Enhanced activation of the signaling pathways that mediate the differentiation of mononuclear monocytes into osteoclasts is an underlying cause of several bone diseases and bone metastasis. In particular, dysregulation and overexpression of macrophage colony-stimulating factor (M-CSF) and its c-FMS tyrosine kinase receptor, proteins that are essential for osteoclast differentiation, are known to promote bone metastasis and osteoporosis, making both the ligand and its receptor attractive targets for therapeutic intervention. With this aim in mind, our starting point was the previously held concept that the potential of the M-CSFC31S mutant as a therapeutic is derived from its inability to dimerize and hence to act as an agonist. The current study showed, however, that dimerization is not abolished in M-CSFC31S and that the protein retains agonistic activity toward osteoclasts. To design an M-CSF mutant with diminished dimerization capabilities, we solved the crystal structure of the M-CSFC31S dimer complex and used structure-based energy calculations to identify the residues responsible for its dimeric form. We then used that analysis to develop M-CSFC31S,M27R, a ligand-based, high-affinity antagonist for c-FMS that retained its binding ability but prevented the ligand dimerization that leads to receptor dimerization and activation. The monomeric properties of M-CSFC31S,M27R were validated using dynamic light scattering and small-angle X-ray scattering analyses. It was shown that this mutant is a functional inhibitor of M-CSF-dependent c-FMS activation and osteoclast differentiation in vitro Our study, therefore, provided insights into the sequence-structure-function relationships of the M-CSF/c-FMS interaction and of ligand/receptor tyrosine kinase interactions in general.
Keywords: X-ray structure; drug design; osteoclasts; protein–protein interactions; rational protein engineering; receptor tyrosine kinases.

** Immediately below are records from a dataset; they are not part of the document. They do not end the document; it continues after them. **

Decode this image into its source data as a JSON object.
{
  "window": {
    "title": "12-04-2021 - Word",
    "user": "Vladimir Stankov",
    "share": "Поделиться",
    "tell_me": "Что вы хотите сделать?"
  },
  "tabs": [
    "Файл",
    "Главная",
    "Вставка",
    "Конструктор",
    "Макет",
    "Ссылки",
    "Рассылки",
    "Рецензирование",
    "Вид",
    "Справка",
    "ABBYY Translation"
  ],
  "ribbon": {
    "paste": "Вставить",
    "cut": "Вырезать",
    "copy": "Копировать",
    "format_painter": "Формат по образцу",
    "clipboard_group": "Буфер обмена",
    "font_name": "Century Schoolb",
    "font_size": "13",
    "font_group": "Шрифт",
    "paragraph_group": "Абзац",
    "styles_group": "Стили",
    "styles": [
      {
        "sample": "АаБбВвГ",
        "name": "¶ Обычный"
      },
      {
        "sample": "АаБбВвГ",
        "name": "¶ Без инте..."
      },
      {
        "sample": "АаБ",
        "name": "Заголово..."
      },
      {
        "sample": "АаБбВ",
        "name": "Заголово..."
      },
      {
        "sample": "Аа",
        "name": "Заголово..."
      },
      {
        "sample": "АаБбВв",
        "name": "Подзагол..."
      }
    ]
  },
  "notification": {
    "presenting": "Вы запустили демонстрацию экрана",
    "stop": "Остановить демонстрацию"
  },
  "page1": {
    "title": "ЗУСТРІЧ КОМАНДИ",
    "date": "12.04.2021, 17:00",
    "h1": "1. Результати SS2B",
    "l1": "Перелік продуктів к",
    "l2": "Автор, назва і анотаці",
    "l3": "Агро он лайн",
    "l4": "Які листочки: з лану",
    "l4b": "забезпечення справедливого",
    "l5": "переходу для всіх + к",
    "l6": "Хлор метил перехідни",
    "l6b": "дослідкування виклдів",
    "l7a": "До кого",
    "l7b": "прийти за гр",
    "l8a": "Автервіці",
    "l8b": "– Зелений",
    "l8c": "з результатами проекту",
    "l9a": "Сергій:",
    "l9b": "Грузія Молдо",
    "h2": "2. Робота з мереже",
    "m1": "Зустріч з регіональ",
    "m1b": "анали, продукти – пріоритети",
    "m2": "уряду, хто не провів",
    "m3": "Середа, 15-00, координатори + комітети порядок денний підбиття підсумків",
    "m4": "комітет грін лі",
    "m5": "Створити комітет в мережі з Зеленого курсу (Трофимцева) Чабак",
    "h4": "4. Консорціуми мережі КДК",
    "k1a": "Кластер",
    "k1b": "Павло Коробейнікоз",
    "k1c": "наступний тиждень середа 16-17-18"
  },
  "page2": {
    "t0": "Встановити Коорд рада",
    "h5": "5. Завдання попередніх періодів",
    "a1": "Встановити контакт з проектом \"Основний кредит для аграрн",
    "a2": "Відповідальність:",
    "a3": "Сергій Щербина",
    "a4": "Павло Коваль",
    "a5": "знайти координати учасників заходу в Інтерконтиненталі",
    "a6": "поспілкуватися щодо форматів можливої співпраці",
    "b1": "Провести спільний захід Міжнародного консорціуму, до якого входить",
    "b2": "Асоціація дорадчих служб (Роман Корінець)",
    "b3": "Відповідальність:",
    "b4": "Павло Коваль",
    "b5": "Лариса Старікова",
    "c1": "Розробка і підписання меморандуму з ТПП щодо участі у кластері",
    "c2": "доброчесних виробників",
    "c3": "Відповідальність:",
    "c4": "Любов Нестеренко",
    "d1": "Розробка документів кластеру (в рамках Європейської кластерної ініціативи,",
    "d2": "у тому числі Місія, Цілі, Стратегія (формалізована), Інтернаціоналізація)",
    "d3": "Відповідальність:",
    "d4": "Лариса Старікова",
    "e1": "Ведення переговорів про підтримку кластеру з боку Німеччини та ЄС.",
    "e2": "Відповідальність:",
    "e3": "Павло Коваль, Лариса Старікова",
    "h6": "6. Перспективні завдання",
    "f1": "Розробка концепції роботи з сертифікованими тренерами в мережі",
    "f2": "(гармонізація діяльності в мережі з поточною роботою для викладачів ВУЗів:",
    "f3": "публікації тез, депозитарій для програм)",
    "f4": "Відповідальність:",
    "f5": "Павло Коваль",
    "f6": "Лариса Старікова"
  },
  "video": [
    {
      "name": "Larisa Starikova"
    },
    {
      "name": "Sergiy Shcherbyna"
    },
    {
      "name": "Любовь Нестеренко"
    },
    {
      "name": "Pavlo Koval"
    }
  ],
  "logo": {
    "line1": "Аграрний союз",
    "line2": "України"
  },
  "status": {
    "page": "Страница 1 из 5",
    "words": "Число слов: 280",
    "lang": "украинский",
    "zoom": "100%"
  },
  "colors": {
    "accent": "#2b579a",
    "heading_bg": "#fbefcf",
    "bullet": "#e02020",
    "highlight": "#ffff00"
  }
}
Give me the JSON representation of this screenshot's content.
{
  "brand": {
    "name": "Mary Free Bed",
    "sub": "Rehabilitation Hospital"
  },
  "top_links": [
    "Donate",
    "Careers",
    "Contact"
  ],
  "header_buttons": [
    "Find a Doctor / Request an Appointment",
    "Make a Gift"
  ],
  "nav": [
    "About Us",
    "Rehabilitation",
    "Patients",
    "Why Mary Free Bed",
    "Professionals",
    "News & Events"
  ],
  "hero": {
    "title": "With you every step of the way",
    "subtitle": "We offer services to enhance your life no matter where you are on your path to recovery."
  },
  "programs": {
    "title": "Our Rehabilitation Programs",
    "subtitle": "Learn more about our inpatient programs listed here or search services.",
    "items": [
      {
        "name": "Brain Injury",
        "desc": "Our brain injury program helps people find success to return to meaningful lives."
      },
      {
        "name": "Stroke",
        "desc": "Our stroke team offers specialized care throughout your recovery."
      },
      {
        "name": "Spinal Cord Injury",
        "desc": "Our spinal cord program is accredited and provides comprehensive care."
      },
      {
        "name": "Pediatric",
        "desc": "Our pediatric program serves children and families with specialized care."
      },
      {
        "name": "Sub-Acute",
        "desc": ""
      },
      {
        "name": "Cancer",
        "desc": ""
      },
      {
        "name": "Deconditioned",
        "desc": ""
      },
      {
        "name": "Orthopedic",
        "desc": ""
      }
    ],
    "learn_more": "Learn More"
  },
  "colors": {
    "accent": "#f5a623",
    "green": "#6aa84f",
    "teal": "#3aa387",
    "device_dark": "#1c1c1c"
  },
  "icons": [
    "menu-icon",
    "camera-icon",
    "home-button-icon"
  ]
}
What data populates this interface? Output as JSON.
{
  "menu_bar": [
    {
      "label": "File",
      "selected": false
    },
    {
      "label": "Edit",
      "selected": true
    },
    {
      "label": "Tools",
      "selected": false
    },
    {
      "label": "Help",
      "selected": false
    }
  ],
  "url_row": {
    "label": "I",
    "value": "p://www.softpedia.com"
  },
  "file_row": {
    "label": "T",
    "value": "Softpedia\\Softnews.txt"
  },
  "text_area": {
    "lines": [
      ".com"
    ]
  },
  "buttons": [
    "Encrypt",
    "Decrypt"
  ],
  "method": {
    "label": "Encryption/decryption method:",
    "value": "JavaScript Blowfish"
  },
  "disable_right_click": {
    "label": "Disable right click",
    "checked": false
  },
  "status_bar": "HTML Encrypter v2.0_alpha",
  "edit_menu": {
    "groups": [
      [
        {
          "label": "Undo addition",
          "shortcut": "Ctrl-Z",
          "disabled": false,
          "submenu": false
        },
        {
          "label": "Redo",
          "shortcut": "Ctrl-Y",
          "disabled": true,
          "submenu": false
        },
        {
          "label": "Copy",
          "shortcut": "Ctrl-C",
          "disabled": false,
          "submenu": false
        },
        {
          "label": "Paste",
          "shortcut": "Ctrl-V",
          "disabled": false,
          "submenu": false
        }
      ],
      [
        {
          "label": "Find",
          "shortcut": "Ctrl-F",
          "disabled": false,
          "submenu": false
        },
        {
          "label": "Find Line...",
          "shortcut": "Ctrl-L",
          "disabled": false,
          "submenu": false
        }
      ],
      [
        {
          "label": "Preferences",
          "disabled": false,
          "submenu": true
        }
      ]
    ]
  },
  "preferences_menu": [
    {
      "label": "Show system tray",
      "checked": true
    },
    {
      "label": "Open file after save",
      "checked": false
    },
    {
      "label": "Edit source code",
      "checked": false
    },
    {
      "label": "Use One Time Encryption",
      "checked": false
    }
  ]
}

© 2017 The Author(s); published by Portland Press Limited on behalf of the Biochemical Society.